The Court added that claim terms are entitled to a heavy presumption that they carry their ordinary and customary meaning to those skilled in the art in light of the claim term’s usage in the patent specification. However, noted the Court, when a patent applicant surrendered claim scope during prosecution before the PTO, the ordinary and customary meaning of a claim term may not apply. It explained that this doctrine of prosecution disclaimer does not apply where the alleged disavowal is ambiguous and that the disavowal must be both clear and unmistakable. The Court noted that the district court found that the inventor limited the “receiving means” to a “monitor” and that implicit in its determination was a finding that the inventor clearly and unmistakably surrendered any claim scope between the “receiving means” that receives first code signals as expressly recited in the claims and a “monitor” that receives first code signals.

Disagreeing with the district court, the Federal Circuit concluded that the statement to the effect that the code signal was received by the monitor in the prosecution history did not amount to a clear and unmistakable surrender of claim scope. It noted that the statement was “unsupported by even a shred of evidence from the specification” and that read in isolation, the statement in the prosecution history could not be argued to be a disclaimer. Id. at 9. It observed that this statement, if taken literally, would result in an inoperable system and that Sensormatic’s own technical witness did not understand how such a system would operate. The Court stated that “[f]or a prosecution statement to prevail over the plain language of the claim, the statement must be clear and unmistakable such that the public should be entitled to rely on any ‘definitive statements made during prosecution.’” Id. at 10 (citation omitted). Accordingly, the Court concluded that this was not a case of prosecution disclaimer and that the receiving means was not limited to a monitor. Given its construction of the “receiving means” limitation, the Court found that the district court improperly granted SJ of noninfringement to Sensormatic.
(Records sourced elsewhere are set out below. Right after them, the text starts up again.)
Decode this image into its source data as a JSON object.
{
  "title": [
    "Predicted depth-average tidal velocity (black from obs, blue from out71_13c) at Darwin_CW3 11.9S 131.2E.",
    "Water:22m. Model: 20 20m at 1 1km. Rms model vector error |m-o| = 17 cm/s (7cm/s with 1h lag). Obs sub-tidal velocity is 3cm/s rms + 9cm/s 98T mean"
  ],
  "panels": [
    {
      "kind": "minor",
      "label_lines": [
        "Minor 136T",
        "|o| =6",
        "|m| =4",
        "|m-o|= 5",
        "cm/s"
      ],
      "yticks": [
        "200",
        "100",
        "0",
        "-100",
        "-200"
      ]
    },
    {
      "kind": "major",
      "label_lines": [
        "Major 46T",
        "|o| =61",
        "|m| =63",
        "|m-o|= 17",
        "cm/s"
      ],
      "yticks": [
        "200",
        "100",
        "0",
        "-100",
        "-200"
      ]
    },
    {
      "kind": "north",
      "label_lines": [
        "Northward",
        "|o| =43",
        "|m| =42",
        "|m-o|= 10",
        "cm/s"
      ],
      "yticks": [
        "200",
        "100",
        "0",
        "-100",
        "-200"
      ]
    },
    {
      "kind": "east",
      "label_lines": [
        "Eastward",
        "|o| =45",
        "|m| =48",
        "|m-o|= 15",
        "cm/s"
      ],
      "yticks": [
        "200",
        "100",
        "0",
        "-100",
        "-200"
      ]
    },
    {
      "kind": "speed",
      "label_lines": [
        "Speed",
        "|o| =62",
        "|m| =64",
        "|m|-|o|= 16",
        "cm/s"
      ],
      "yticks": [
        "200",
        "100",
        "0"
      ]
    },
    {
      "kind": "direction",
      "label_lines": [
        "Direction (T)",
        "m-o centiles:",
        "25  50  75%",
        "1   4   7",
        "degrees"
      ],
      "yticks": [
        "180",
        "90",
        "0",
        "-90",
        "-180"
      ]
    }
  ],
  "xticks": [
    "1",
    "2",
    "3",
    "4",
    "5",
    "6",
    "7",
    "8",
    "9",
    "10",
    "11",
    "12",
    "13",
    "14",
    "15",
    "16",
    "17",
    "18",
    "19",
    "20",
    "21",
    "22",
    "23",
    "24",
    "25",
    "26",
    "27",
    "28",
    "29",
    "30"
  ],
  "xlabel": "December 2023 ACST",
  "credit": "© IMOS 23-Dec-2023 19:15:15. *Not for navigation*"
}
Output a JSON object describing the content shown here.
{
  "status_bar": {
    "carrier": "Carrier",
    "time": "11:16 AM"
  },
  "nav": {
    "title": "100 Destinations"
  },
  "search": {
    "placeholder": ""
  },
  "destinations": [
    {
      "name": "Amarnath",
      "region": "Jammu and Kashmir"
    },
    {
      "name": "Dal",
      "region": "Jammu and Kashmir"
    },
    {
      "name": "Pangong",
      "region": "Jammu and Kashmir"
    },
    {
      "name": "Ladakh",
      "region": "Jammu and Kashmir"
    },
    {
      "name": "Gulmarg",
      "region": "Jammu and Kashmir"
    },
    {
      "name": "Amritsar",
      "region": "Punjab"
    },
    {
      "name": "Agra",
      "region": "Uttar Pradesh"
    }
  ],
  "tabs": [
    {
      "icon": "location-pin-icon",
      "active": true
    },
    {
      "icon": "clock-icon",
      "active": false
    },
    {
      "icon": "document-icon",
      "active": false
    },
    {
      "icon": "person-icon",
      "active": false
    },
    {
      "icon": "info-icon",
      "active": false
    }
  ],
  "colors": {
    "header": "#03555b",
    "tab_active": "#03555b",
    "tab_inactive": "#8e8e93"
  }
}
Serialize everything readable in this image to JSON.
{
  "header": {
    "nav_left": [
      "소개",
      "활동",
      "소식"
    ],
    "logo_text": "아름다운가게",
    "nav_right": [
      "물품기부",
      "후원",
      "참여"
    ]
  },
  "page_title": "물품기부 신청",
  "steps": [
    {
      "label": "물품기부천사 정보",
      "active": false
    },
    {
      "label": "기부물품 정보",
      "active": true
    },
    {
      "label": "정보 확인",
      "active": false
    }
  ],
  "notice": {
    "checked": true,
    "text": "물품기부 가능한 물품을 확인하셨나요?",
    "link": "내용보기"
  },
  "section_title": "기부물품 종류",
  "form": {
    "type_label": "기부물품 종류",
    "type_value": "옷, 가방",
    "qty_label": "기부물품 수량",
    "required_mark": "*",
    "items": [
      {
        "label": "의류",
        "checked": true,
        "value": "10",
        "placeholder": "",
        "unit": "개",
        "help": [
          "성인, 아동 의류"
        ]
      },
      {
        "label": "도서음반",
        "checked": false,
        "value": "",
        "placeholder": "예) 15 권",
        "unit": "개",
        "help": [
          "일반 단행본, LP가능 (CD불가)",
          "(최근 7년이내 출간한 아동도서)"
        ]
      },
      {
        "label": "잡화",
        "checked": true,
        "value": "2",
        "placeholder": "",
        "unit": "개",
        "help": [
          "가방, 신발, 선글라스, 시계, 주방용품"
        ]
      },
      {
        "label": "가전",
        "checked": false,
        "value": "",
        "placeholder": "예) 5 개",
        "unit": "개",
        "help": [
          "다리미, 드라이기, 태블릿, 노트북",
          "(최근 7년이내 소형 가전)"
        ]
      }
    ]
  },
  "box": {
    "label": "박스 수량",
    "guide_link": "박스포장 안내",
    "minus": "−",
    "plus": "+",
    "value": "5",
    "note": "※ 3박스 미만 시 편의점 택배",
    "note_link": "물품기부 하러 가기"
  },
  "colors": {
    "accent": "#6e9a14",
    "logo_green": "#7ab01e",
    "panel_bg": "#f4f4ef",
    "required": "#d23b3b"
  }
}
The Federal Circuit then turned to the district court’s other rationale for SJ. It noted that the district court also concluded that SJ was appropriate because Sensormatic’s CCTV systems did not include a controller that generated a second code signal corresponding to a first code signal that is sent by the camera to the controller. The Federal Circuit agreed with this conclusion with respect to Sensormatic’s CCTV systems employing the RS-422 protocol and SensorNet protocols, and affirmed the district court’s grant of SJ with respect to those systems. However, with respect to Sensormatic’s CCTV systems using the Intellix IP protocols, the Court noted that it was unclear on the record before it whether address information within the data packages sent from a camera to the controller was used by the controller to address control signals to the camera. Because this fact was both material and disputed, the Court reversed the district court’s grant of SJ with respect to the Sensormatic systems using the Intellix IP protocol and remanded.

Judge Cote dissented. In a one paragraph opinion, she noted that when the prosecution history and the patent are considered together, the evidence is clear and ambiguous that Elbex’s reference to a “monitor” during prosecution was an unmistakable surrender of claim scope. She opined that Elbex made significant revisions to the claim to obtain the patent, and was now trying to recapture what it chose to abandon during prosecution.